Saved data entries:
============

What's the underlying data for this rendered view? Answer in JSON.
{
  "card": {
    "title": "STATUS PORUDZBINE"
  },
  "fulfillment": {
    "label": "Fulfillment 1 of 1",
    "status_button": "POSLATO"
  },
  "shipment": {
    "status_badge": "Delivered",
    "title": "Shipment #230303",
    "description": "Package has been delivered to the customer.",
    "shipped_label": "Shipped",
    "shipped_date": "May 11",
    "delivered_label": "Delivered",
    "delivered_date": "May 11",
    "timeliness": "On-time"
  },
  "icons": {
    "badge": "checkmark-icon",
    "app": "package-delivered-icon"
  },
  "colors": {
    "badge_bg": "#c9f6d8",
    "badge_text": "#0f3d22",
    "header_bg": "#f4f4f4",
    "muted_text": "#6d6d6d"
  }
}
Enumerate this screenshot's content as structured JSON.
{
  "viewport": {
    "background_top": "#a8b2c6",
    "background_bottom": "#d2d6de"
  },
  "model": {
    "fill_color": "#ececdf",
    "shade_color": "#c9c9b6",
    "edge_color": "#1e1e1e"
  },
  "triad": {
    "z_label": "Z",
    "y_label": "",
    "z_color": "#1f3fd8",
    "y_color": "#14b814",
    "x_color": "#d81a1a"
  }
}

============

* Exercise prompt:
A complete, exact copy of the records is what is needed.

* Response to the task:
What's the underlying data for this rendered view? Answer in JSON.
{
  "card": {
    "title": "STATUS PORUDZBINE"
  },
  "fulfillment": {
    "label": "Fulfillment 1 of 1",
    "status_button": "POSLATO"
  },
  "shipment": {
    "status_badge": "Delivered",
    "title": "Shipment #230303",
    "description": "Package has been delivered to the customer.",
    "shipped_label": "Shipped",
    "shipped_date": "May 11",
    "delivered_label": "Delivered",
    "delivered_date": "May 11",
    "timeliness": "On-time"
  },
  "icons": {
    "badge": "checkmark-icon",
    "app": "package-delivered-icon"
  },
  "colors": {
    "badge_bg": "#c9f6d8",
    "badge_text": "#0f3d22",
    "header_bg": "#f4f4f4",
    "muted_text": "#6d6d6d"
  }
}
Enumerate this screenshot's content as structured JSON.
{
  "viewport": {
    "background_top": "#a8b2c6",
    "background_bottom": "#d2d6de"
  },
  "model": {
    "fill_color": "#ececdf",
    "shade_color": "#c9c9b6",
    "edge_color": "#1e1e1e"
  },
  "triad": {
    "z_label": "Z",
    "y_label": "",
    "z_color": "#1f3fd8",
    "y_color": "#14b814",
    "x_color": "#d81a1a"
  }
}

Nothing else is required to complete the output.